Stored records
* * * * *

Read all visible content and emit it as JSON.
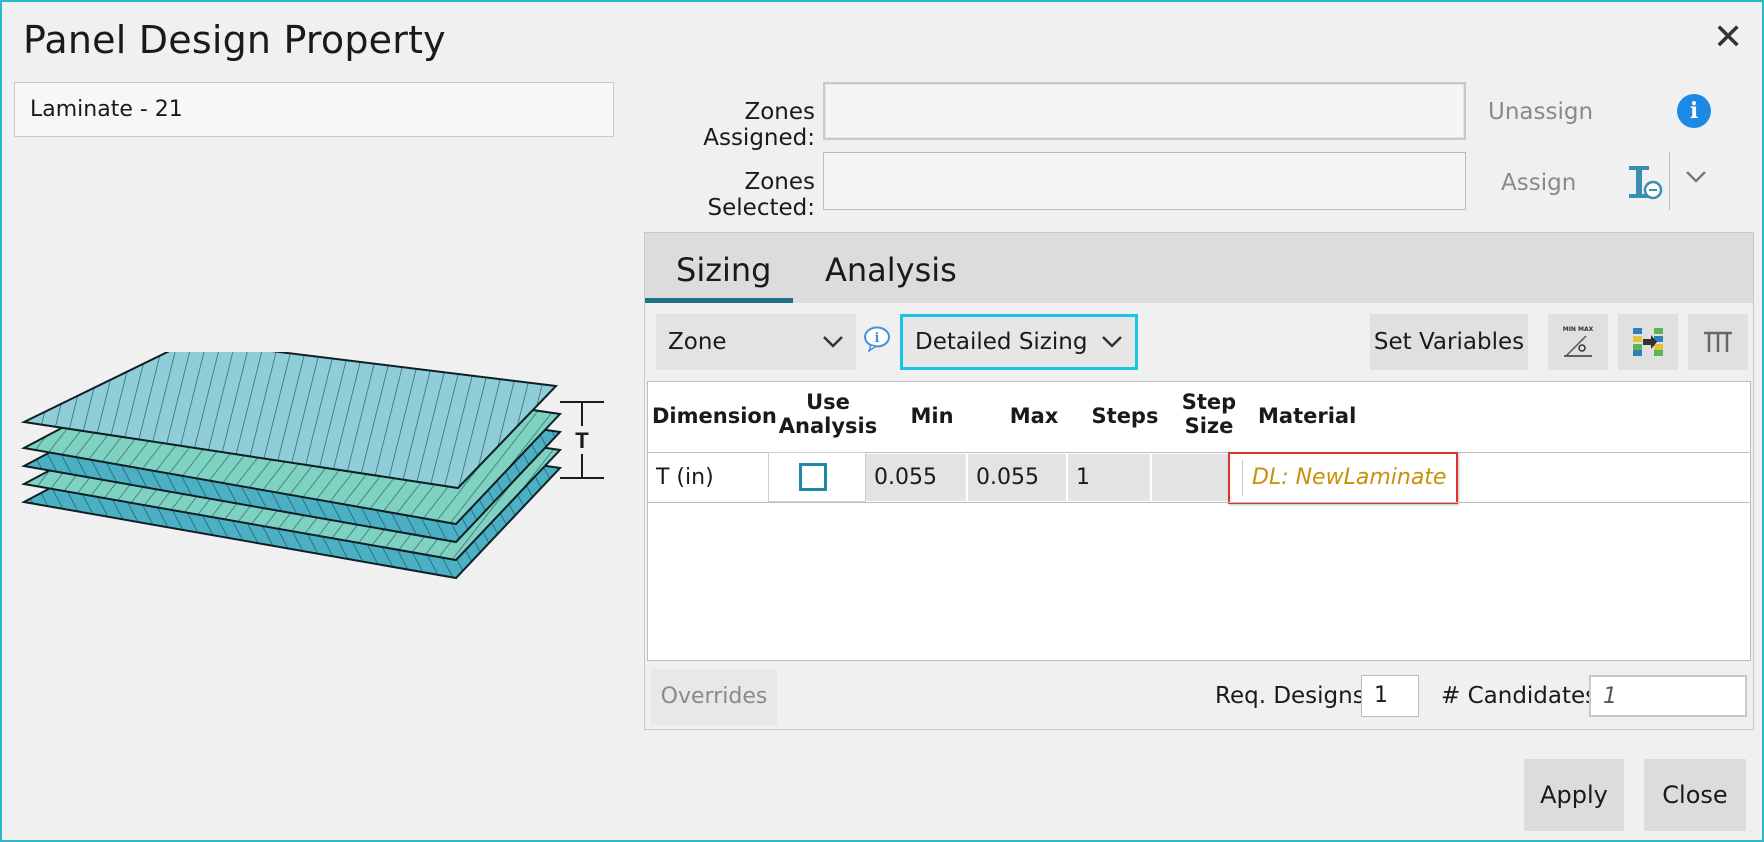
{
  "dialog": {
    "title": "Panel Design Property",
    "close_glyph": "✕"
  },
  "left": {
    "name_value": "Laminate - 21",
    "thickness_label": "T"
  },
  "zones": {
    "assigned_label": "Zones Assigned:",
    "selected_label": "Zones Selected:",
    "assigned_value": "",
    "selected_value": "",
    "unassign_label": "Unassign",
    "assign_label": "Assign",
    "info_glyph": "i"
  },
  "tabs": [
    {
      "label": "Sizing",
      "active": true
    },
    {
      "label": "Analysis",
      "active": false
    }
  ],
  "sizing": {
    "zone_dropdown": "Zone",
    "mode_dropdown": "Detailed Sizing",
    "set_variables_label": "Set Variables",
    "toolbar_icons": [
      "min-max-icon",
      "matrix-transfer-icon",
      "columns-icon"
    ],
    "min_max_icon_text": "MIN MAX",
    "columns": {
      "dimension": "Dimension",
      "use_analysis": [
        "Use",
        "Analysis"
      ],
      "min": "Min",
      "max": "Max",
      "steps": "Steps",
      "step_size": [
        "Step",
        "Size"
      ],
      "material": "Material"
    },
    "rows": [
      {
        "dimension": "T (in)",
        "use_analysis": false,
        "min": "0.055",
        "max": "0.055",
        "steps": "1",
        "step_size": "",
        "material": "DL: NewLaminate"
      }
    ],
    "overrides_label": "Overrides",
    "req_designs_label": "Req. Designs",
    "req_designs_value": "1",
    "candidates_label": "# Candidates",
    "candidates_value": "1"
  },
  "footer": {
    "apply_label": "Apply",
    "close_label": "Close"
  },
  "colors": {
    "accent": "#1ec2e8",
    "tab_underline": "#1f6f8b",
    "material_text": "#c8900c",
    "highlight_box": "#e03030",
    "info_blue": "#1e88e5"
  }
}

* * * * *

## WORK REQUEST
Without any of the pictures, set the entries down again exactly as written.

## SOLUTION FOR THIS PROBLEM
Read all visible content and emit it as JSON.
{
  "dialog": {
    "title": "Panel Design Property",
    "close_glyph": "✕"
  },
  "left": {
    "name_value": "Laminate - 21",
    "thickness_label": "T"
  },
  "zones": {
    "assigned_label": "Zones Assigned:",
    "selected_label": "Zones Selected:",
    "assigned_value": "",
    "selected_value": "",
    "unassign_label": "Unassign",
    "assign_label": "Assign",
    "info_glyph": "i"
  },
  "tabs": [
    {
      "label": "Sizing",
      "active": true
    },
    {
      "label": "Analysis",
      "active": false
    }
  ],
  "sizing": {
    "zone_dropdown": "Zone",
    "mode_dropdown": "Detailed Sizing",
    "set_variables_label": "Set Variables",
    "toolbar_icons": [
      "min-max-icon",
      "matrix-transfer-icon",
      "columns-icon"
    ],
    "min_max_icon_text": "MIN MAX",
    "columns": {
      "dimension": "Dimension",
      "use_analysis": [
        "Use",
        "Analysis"
      ],
      "min": "Min",
      "max": "Max",
      "steps": "Steps",
      "step_size": [
        "Step",
        "Size"
      ],
      "material": "Material"
    },
    "rows": [
      {
        "dimension": "T (in)",
        "use_analysis": false,
        "min": "0.055",
        "max": "0.055",
        "steps": "1",
        "step_size": "",
        "material": "DL: NewLaminate"
      }
    ],
    "overrides_label": "Overrides",
    "req_designs_label": "Req. Designs",
    "req_designs_value": "1",
    "candidates_label": "# Candidates",
    "candidates_value": "1"
  },
  "footer": {
    "apply_label": "Apply",
    "close_label": "Close"
  },
  "colors": {
    "accent": "#1ec2e8",
    "tab_underline": "#1f6f8b",
    "material_text": "#c8900c",
    "highlight_box": "#e03030",
    "info_blue": "#1e88e5"
  }
}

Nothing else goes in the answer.